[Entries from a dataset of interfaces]
□ □ □

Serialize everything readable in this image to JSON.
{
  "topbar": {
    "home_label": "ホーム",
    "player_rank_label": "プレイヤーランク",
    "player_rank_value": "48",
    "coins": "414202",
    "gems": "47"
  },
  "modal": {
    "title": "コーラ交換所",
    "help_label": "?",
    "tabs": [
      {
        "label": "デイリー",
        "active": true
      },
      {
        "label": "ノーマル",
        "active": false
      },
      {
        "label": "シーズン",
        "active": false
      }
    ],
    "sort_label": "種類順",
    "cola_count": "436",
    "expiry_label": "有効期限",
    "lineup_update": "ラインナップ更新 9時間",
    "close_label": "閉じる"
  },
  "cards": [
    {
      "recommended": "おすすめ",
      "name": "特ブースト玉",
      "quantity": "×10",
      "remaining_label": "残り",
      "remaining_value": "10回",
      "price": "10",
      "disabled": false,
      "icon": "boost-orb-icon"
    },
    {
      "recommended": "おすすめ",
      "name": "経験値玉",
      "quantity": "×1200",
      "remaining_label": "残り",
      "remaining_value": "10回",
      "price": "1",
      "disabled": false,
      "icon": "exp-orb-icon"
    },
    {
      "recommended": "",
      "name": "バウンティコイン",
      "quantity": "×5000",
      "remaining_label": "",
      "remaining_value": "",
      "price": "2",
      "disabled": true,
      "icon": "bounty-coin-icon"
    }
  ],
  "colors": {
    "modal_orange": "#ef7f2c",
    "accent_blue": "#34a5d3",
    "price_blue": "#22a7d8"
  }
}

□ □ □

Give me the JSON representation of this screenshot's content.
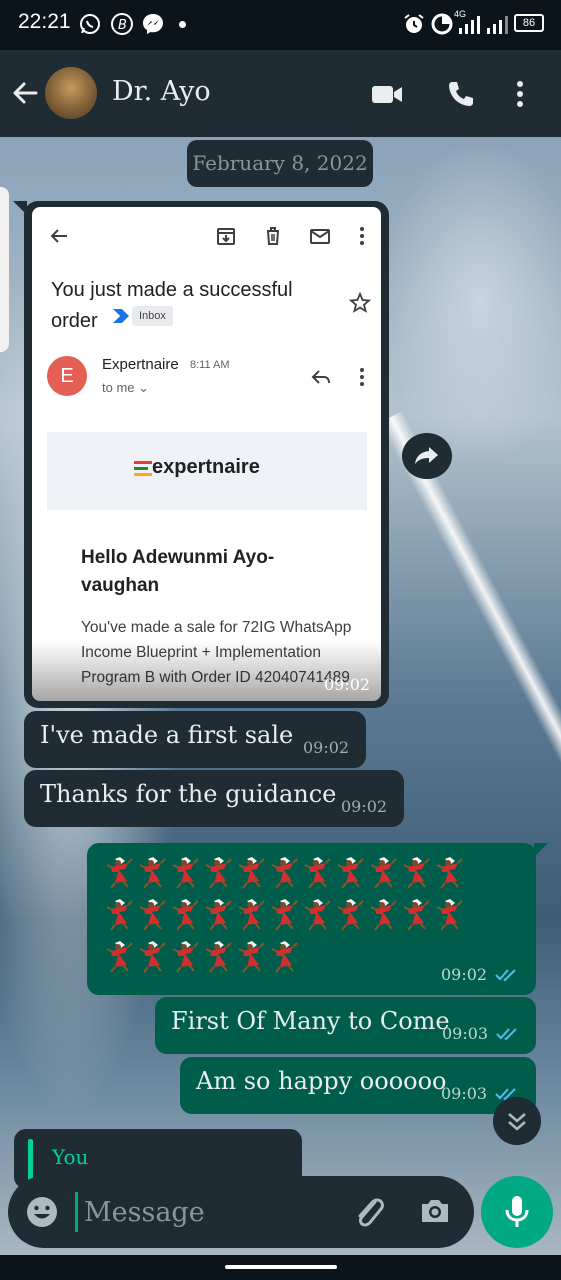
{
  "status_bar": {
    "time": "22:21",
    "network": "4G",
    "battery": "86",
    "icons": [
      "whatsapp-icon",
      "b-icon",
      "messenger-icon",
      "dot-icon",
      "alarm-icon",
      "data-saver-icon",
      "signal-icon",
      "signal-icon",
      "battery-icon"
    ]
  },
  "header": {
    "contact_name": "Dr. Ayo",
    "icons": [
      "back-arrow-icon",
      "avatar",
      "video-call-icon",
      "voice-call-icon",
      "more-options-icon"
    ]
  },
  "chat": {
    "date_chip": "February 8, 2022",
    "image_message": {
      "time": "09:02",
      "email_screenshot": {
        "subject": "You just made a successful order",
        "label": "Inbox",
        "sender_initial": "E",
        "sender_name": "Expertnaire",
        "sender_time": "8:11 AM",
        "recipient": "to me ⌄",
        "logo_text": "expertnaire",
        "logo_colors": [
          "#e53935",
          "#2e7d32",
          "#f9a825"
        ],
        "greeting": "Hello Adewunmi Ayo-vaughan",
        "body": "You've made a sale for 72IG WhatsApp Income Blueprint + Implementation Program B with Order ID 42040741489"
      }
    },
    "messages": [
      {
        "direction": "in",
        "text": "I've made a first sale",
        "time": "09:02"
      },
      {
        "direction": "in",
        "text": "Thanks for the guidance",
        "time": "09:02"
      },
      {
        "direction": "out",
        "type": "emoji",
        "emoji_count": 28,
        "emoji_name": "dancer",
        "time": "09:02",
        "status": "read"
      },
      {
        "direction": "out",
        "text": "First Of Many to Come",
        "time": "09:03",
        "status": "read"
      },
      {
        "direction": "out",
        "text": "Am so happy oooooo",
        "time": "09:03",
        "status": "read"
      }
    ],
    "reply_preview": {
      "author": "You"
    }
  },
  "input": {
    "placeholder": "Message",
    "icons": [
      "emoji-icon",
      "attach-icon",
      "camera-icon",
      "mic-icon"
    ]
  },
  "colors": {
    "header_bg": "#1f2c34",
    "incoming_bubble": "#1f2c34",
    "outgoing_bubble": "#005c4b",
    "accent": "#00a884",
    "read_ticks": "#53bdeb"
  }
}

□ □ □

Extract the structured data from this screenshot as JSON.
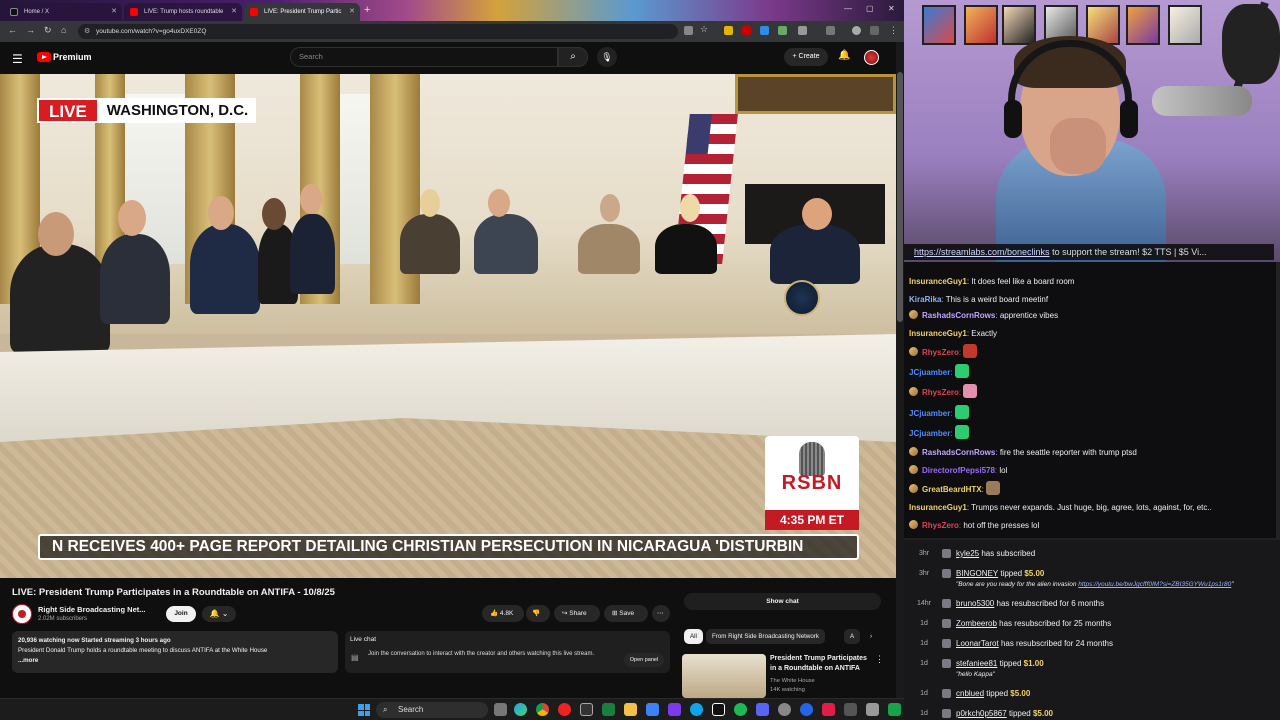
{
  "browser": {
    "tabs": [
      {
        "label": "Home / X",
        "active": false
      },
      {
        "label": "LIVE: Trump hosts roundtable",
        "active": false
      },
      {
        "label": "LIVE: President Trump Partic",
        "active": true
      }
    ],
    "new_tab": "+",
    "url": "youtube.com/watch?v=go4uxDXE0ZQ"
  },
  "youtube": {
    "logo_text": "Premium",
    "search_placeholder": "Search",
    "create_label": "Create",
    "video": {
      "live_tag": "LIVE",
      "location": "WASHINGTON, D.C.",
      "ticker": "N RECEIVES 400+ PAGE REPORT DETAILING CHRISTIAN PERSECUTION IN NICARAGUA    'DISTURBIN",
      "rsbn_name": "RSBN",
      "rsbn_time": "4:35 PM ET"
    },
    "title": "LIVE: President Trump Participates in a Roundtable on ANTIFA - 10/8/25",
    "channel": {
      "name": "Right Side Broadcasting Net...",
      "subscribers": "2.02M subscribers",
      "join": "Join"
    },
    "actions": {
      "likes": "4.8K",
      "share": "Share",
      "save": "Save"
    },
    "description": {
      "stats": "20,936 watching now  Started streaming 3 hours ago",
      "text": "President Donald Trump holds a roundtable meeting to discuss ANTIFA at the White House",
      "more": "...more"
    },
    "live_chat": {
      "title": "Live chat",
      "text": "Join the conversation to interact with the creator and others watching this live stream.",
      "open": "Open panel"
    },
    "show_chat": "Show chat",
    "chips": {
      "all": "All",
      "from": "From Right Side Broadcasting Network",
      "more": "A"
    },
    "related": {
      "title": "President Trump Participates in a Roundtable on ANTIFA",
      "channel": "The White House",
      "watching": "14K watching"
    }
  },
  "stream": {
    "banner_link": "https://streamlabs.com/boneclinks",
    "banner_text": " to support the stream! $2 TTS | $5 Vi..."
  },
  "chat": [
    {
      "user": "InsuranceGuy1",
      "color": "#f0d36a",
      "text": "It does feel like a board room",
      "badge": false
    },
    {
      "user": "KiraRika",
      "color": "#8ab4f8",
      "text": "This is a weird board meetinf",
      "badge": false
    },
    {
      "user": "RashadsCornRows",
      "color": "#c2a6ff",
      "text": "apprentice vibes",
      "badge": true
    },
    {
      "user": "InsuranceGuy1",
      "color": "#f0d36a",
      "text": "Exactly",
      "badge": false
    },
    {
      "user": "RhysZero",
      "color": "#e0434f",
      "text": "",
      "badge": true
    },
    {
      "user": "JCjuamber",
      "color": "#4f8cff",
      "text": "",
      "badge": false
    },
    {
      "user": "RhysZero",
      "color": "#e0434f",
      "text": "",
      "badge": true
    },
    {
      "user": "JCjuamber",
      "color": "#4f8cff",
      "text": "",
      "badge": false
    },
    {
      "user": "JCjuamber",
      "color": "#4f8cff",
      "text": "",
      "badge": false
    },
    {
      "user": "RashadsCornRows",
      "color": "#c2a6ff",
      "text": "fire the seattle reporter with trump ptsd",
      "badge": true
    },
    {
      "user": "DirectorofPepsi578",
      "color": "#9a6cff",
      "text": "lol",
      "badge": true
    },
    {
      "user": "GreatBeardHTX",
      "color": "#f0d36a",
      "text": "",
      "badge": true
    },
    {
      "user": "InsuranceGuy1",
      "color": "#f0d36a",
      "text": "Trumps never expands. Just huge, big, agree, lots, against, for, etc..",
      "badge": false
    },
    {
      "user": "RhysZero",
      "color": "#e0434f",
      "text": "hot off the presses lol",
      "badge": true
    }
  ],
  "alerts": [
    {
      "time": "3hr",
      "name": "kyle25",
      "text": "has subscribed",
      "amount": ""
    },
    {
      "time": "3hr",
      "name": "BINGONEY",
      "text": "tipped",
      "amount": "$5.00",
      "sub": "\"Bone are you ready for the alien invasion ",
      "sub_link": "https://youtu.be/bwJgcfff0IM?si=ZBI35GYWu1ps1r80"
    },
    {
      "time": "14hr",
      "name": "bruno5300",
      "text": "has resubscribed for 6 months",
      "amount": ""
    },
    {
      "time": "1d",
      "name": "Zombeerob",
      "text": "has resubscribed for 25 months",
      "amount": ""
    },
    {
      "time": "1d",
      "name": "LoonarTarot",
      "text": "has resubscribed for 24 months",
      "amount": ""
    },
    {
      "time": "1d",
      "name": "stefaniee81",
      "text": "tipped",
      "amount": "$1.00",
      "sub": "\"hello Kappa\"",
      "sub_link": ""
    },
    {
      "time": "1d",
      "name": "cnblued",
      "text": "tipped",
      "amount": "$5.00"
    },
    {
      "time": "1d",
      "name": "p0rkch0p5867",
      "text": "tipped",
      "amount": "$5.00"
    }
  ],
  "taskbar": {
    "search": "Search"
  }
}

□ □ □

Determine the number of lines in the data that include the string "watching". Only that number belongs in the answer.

→ **RESPONSE AREA**
3